But there were other stories, too. Some at the rally had spent a long lifetime in the woods of Southern Oregon and were angry at what they believe was mismanagement of the Chetco Bar Fire by the Forest Service.
Others said they knew nothing about the Forest Service or the agency’s fire policy before their lives were disrupted by the fire. But after trying to learn more, they were horrified. They ended up believing that the Forest Service had bungled the Chetco Bar Fire and was working to cover up its mismanagement.
These folks are not unlike others I’ve known in other places. And I know they represent only part of the community. There were no representatives of the Forest Service on the agenda. A radio personality from Medford talked derisively about what he called “Gang Green,” meaning environmental organizations. Although Curry County is relatively conservative, I’ve read letters to the editor from local folks who support some of those organizations and have opinions different from those expressed at the rally.
A good story
In a perfect world, everyone would be at the table. But ours is not a perfect world. Some of the frustration I heard at the Forest Resources and Timber Rally in Brookings comes from people who feel powerless in the face of the bureaucracy and want their story told.
And I’m a sucker for a good story.
So I will be reaching out to speakers at the rally, and also to people who may not agree with them. I’m a journalist, not an activist. I like to understand all perspectives. I’ll share them as time allows.

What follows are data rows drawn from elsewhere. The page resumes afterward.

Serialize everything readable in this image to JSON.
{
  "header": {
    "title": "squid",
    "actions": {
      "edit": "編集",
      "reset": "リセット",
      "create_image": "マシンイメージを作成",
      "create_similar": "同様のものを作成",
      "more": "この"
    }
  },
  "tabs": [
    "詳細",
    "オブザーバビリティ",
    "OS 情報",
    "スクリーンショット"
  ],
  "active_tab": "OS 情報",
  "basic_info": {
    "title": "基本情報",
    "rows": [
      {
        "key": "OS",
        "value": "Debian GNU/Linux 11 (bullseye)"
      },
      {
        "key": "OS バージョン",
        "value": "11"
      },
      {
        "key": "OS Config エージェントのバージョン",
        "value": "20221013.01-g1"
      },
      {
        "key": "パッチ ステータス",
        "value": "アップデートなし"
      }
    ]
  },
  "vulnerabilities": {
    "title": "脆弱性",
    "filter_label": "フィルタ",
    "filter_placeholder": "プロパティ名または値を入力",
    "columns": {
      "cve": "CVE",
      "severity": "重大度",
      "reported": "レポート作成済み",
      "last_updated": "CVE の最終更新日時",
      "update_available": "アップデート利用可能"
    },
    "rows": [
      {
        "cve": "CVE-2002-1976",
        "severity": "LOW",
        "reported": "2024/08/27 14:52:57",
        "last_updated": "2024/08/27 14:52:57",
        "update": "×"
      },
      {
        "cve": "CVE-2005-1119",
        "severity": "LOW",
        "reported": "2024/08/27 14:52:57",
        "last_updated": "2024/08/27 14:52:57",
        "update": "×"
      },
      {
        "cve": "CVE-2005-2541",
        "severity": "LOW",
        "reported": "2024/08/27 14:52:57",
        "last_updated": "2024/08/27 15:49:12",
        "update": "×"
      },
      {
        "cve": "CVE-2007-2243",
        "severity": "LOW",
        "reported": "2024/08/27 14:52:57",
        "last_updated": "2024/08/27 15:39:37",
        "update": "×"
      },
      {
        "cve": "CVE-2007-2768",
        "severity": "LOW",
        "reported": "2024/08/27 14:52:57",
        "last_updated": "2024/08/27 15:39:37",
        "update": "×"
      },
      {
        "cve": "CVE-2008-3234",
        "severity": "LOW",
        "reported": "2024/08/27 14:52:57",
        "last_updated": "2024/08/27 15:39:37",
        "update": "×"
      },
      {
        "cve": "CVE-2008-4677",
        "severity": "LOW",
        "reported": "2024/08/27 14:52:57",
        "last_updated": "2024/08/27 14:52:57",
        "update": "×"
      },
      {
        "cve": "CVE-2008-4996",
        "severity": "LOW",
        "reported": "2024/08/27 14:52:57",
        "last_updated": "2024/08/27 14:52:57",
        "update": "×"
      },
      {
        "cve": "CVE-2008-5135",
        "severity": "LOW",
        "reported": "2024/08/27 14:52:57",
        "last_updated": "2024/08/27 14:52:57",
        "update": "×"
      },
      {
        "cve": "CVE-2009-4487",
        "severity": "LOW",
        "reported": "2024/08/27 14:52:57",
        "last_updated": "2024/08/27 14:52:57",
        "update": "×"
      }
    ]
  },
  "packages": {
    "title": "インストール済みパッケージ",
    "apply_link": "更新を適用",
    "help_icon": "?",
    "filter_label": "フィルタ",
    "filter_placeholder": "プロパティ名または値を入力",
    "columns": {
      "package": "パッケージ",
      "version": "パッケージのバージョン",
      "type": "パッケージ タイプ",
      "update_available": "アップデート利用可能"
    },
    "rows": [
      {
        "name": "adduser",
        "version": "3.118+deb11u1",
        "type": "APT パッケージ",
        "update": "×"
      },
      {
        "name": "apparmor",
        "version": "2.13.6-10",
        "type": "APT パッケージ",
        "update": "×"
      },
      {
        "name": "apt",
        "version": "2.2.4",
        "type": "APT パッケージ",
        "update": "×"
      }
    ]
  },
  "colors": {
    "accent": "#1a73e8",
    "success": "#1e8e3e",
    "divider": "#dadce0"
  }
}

I’m also a truth-seeker. Watching the Chetco Bar Fire from the sidelines, it did not appear to me that the Forest Service was making much of an effort to knock it down, at least as compared to other fires I have covered. That concerned me as I read more about two previous fires in the same area – the Silver Fire of 1987 and the Biscuit Fire of 2002. With the right conditions, I knew the Chetco Bar Fire could threaten the community where I lived. And then, not surprisingly, those conditions developed. When the city of Brookings went under a potential evacuation order, I passed out notes to my more elderly neighbors, offering my phone number in case they might need assistance.
For many people, though, evacuations were mandatory. Some people lost homes. Others are still trying to recover from the damage. Health issues from wildfire smoke are another legitimate concern. And it’s reasonable for people to ask if the Forest Service could have done a better job. If we don’t face our mistakes, we’re likely to repeat them.
The next fire
The communities in the region of the Kalmiopsis Wilderness will face a massive wildfire again; I have no doubt. And if you live in the West, especially near a Wilderness Area or other sizeable public land unit, your community probably has – or will – face devastating wildfire.
What inspired me at the Brookings rally was an undercurrent of determination. Some of those present have been meeting regularly for months. They are determined to come up with a way to ensure that the next fire will not have the same devastating outcome.
I’m a storyteller. That’s the way I try to help. So, I’m working to set up another website, “Smokey Bear and Me,” and will do my best to tell their stories in the journalistic tradition – and to share all sides in areas where there is disagreement.
I’m doing this for Smokey.
Please check back for a link to the new website when it’s published!